Endothelial cells play a critical role in monocyte differentiation. Platelets also affect terminal maturation of monocytes in vitro. P-selectin is an important adhesion molecule expressed on both endothelial cells and activated platelets. We investigated its effects on human peripheral blood monocyte differentiation under the influence of different cytokines. Generation of dendritic-like cells (DLCs) from peripheral blood monocytes was promoted by immobilized P-selectin in the presence of M-CSF and IL-4 as judged by dendritic cell (DC) morphology; increased expression of CD1a, a DC marker; low phagocytic activity; and high alloreactivity to naive T cells.

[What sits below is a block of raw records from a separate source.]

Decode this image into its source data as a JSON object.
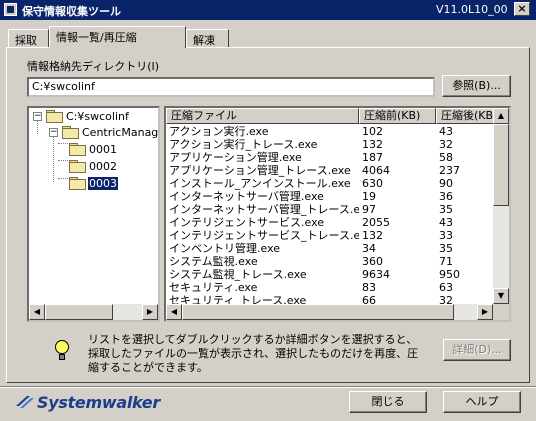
{
  "window": {
    "title": "保守情報収集ツール",
    "version": "V11.0L10_00",
    "close_label": "×"
  },
  "tabs": [
    {
      "label": "採取"
    },
    {
      "label": "情報一覧/再圧縮"
    },
    {
      "label": "解凍"
    }
  ],
  "directory": {
    "label": "情報格納先ディレクトリ(I)",
    "value": "C:¥swcolinf",
    "browse_label": "参照(B)..."
  },
  "tree": {
    "root": "C:¥swcolinf",
    "child": "CentricManager",
    "items": [
      "0001",
      "0002",
      "0003"
    ],
    "selected": "0003"
  },
  "list": {
    "columns": [
      "圧縮ファイル",
      "圧縮前(KB)",
      "圧縮後(KB)"
    ],
    "rows": [
      [
        "アクション実行.exe",
        "102",
        "43"
      ],
      [
        "アクション実行_トレース.exe",
        "132",
        "32"
      ],
      [
        "アプリケーション管理.exe",
        "187",
        "58"
      ],
      [
        "アプリケーション管理_トレース.exe",
        "4064",
        "237"
      ],
      [
        "インストール_アンインストール.exe",
        "630",
        "90"
      ],
      [
        "インターネットサーバ管理.exe",
        "19",
        "36"
      ],
      [
        "インターネットサーバ管理_トレース.exe",
        "97",
        "35"
      ],
      [
        "インテリジェントサービス.exe",
        "2055",
        "43"
      ],
      [
        "インテリジェントサービス_トレース.exe",
        "132",
        "33"
      ],
      [
        "インベントリ管理.exe",
        "34",
        "35"
      ],
      [
        "システム監視.exe",
        "360",
        "71"
      ],
      [
        "システム監視_トレース.exe",
        "9634",
        "950"
      ],
      [
        "セキュリティ.exe",
        "83",
        "63"
      ],
      [
        "セキュリティ_トレース.exe",
        "66",
        "32"
      ]
    ]
  },
  "info": {
    "text": "リストを選択してダブルクリックするか詳細ボタンを選択すると、採取したファイルの一覧が表示され、選択したものだけを再度、圧縮することができます。",
    "details_label": "詳細(D)..."
  },
  "footer": {
    "logo_text": "Systemwalker",
    "close_label": "閉じる",
    "help_label": "ヘルプ"
  },
  "colors": {
    "titlebar": "#0a246a",
    "face": "#d4d0c8",
    "logo": "#1e3c8c"
  }
}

In contrast to typical DCs, DLCs expressed CD14 and FcγRIII (CD16). These features link the possible identity of DLCs to that of an uncommon CD14+CD16+CD64- monocyte subset found to be expanded in a variety of pathological conditions. Functionally, DLCs generated by P-selectin in combination with M-CSF plus IL-4 primed naive allogeneic CD4+ T cells to produce significantly less IFN-γ than cells generated by BSA in the presence of M-CSF and IL-4. P-selectin effects on enhancing CD14+CD16+ DLC generation were completely abrogated by pretreatment of cells with the protein kinase C δ inhibitor rottlerin, but not by classical protein kinase C inhibitor Gö6976. Immobilized P-selectin also inhibited macrophage differentiation in response to M-CSF alone as demonstrated by morphology, phenotype, and phagocytosis analysis. The effects of P-selectin on macrophage differentiation were neutralized by pretreatment of monocytes with Ab against P-selectin glycoprotein ligand 1. These results suggest a novel role for P-selectin in regulating monocyte fate determination.
ASJC Scopus subject areas
- Immunology and Allergy